The balance is made up by the Haratin, the poor Black descendants of slaves once owned by the Arab-Berber population. Half still live in conditions of “de facto slavery,” according to the UN.
Through the 80s, the country’s Arab-Berber-led government intensified its purges of Black Africans from the administration, and from the farms they occupied in the country’s fertile south.
The government’s Arab-nationalist Baathist ideology was strongly influenced by Hafez al-Assad of Syria and Saddam Hussein of Iraq – brutal authoritarians in their own right.
Matters came to a head in 1989 when tens of thousands of Black Africans were rounded up and expelled to neighbouring Mali and Senegal.
Hundreds of villages were set ablaze, prized cattle seized and women raped as the country’s Black African population was reduced by an estimated eight percent.
It was the Haratin, prodded along by their erstwhile masters, who conducted the pogroms, before settling on the fertile farms vacated by fleeing refugees.
Amid the lawlessness and impunity, Cherif, who was in his late teens, was also expelled.
It happened after a police officer took a liking to a young lady Cherif had been dating. When he refused to step aside, he was threatened.
“He told me he would deport me,” said Cherif. “And that’s what he did.”
The officer arrived with a colleague and took him away. After four years in Senegal he returned in 1993, and became a campaigner for PLEJ, the first political party to represent Black Mauritanians.
He moved to the US soon after. But even there, Black Mauritanian’s still face racism, said Abdoulaye Sow, who fled to the US after what survivors call the “genocide” of 1989.
“We feel the discrimination directed at all blacks in the US in every aspects of our lives,” said Abdoulaye.
“We get pulled over by the police. We feel it when we apply for jobs and when trying to get promoted.
“We feel it everywhere and we just have to deal with it because home is worse.”
This weekend, Cherif took Abdoul to further protests and remains upbeat about their outcome.
“There are going to be some changes. It’s not going to be a hundred percent change but I’m optimistic there are going to be some real changes this time,” said Cherif.
‘We feel the discrimination directed at all blacks in the US in every aspects of our lives.
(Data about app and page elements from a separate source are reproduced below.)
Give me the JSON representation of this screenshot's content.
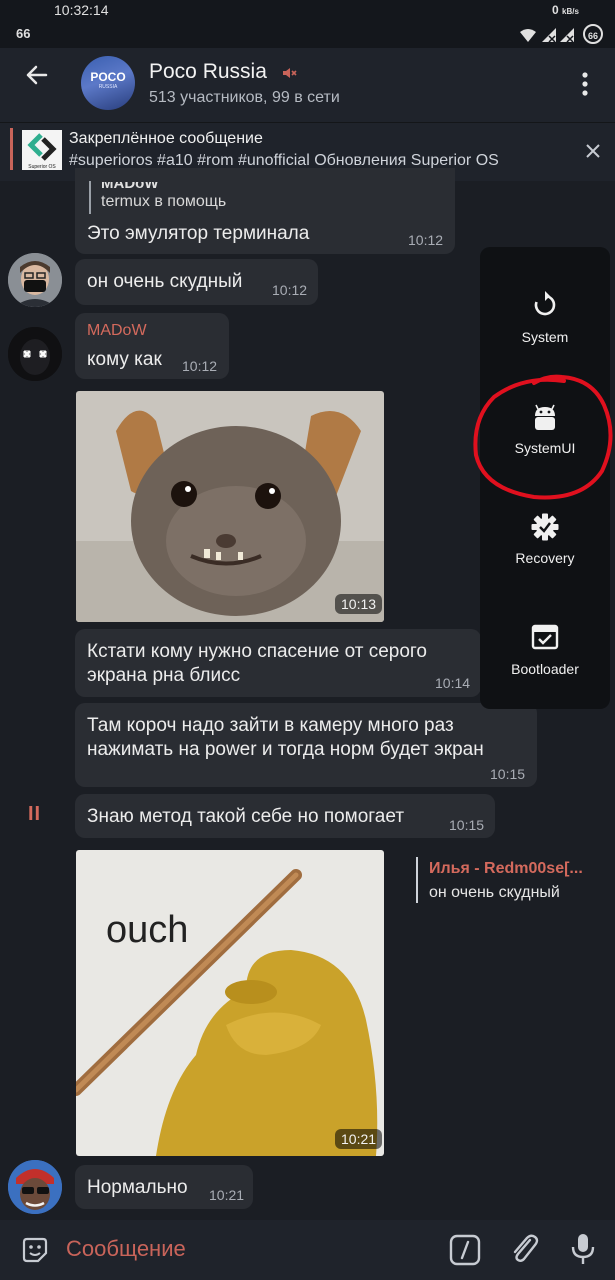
{
  "status_bar": {
    "time": "10:32:14",
    "left_number": "66",
    "speed_value": "0",
    "speed_unit": "kB/s",
    "battery": "66"
  },
  "header": {
    "title": "Poco Russia",
    "subtitle": "513 участников, 99 в сети",
    "avatar_line1": "POCO",
    "avatar_line2": "RUSSIA"
  },
  "pinned": {
    "title": "Закреплённое сообщение",
    "text": "#superioros #a10 #rom #unofficial  Обновления Superior OS",
    "thumb_caption": "Superior OS"
  },
  "messages": {
    "m1": {
      "quote_author": "MADoW",
      "quote_text": "termux в помощь",
      "text": "Это эмулятор терминала",
      "time": "10:12"
    },
    "m2": {
      "text": "он очень скудный",
      "time": "10:12"
    },
    "m3": {
      "author": "MADoW",
      "text": "кому как",
      "time": "10:12"
    },
    "m4": {
      "time": "10:13"
    },
    "m5": {
      "line1": "Кстати кому нужно спасение от серого",
      "line2": "экрана рна блисс",
      "time": "10:14"
    },
    "m6": {
      "line1": "Там короч надо зайти в камеру много раз",
      "line2": "нажимать на power и тогда норм будет экран",
      "time": "10:15"
    },
    "m7": {
      "marker": "II",
      "text": "Знаю метод такой себе но помогает",
      "time": "10:15"
    },
    "m8": {
      "image_text": "ouch",
      "time": "10:21",
      "reply_author": "Илья - Redm00se[...",
      "reply_text": "он очень скудный"
    },
    "m9": {
      "text": "Нормально",
      "time": "10:21"
    }
  },
  "power_menu": {
    "items": [
      {
        "label": "System",
        "icon": "restart-icon"
      },
      {
        "label": "SystemUI",
        "icon": "android-icon"
      },
      {
        "label": "Recovery",
        "icon": "recovery-gear-icon"
      },
      {
        "label": "Bootloader",
        "icon": "bootloader-icon"
      }
    ]
  },
  "composer": {
    "placeholder": "Сообщение"
  },
  "colors": {
    "background": "#1b1e24",
    "bubble": "#2a2d33",
    "accent_red": "#d46a5d",
    "menu_bg": "#0f1114",
    "annotation_circle": "#e0101e"
  }
}
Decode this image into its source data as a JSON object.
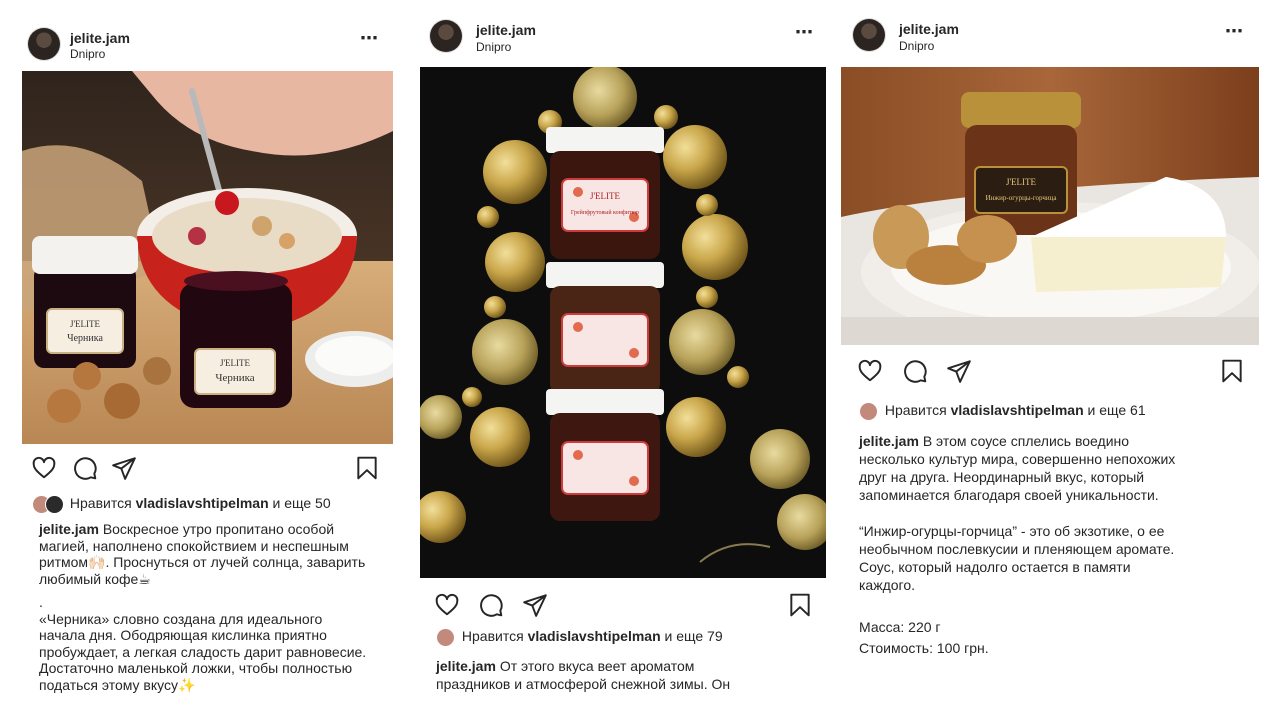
{
  "posts": [
    {
      "username": "jelite.jam",
      "location": "Dnipro",
      "likes": {
        "prefix": "Нравится ",
        "user": "vladislavshtipelman",
        "suffix": " и еще 50"
      },
      "caption_user": "jelite.jam",
      "caption_lines": [
        "Воскресное утро пропитано особой",
        "магией, наполнено спокойствием и неспешным",
        "ритмом🙌🏻. Проснуться от лучей солнца, заварить",
        "любимый кофе☕",
        ".",
        "«Черника» словно создана для идеального",
        "начала дня. Ободряющая кислинка приятно",
        "пробуждает, а легкая сладость дарит равновесие.",
        "Достаточно маленькой ложки, чтобы полностью",
        "податься этому вкусу✨"
      ],
      "photo_labels": [
        "J'ELITE",
        "Черника",
        "J'ELITE",
        "Черника"
      ]
    },
    {
      "username": "jelite.jam",
      "location": "Dnipro",
      "likes": {
        "prefix": "Нравится ",
        "user": "vladislavshtipelman",
        "suffix": " и еще 79"
      },
      "caption_user": "jelite.jam",
      "caption_lines": [
        "От этого вкуса веет ароматом",
        "праздников и атмосферой снежной зимы. Он"
      ],
      "photo_labels": [
        "J'ELITE",
        "Грейпфрутовый конфитюр"
      ]
    },
    {
      "username": "jelite.jam",
      "location": "Dnipro",
      "likes": {
        "prefix": "Нравится ",
        "user": "vladislavshtipelman",
        "suffix": " и еще 61"
      },
      "caption_user": "jelite.jam",
      "caption_lines": [
        "В этом соусе сплелись воедино",
        "несколько культур мира, совершенно непохожих",
        "друг на друга. Неординарный вкус, который",
        "запоминается благодаря  своей уникальности.",
        "",
        "“Инжир-огурцы-горчица” - это об экзотике, о ее",
        "необычном послевкусии и пленяющем аромате.",
        "Соус, который надолго остается в памяти",
        "каждого.",
        "",
        "Масса: 220 г",
        "Стоимость: 100 грн."
      ],
      "photo_labels": [
        "J'ELITE",
        "Инжир-огурцы-горчица"
      ]
    }
  ],
  "icons": {
    "more": "⋯",
    "like": "heart-icon",
    "comment": "comment-icon",
    "share": "paper-plane-icon",
    "save": "bookmark-icon"
  },
  "colors": {
    "text": "#262626",
    "jam_dark": "#2a0b14",
    "jar_lid_gold": "#b8913a",
    "ornament_gold": "#c9a64a"
  }
}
We feel it everywhere and we just have to deal with it because home is worse’
– Abdoulaye Sow
But when asked what Abdoul would like to be when he grows up, Cherif laughs, before saying, remarkably: “He said he wants to be a police officer.”
Cherif puts it down to the influence of the computer game Fortnite.
“It’s this game they play everyday I was going to take them off it,” he said.
In a short video about his future plans, Abdoul is asked by his father why he wants to become a police officer. “So I can help people,” he replies.
Asked if he would ever shoot people, he says “no”. When asked why: “Because I don’t want to go to prison,” he says.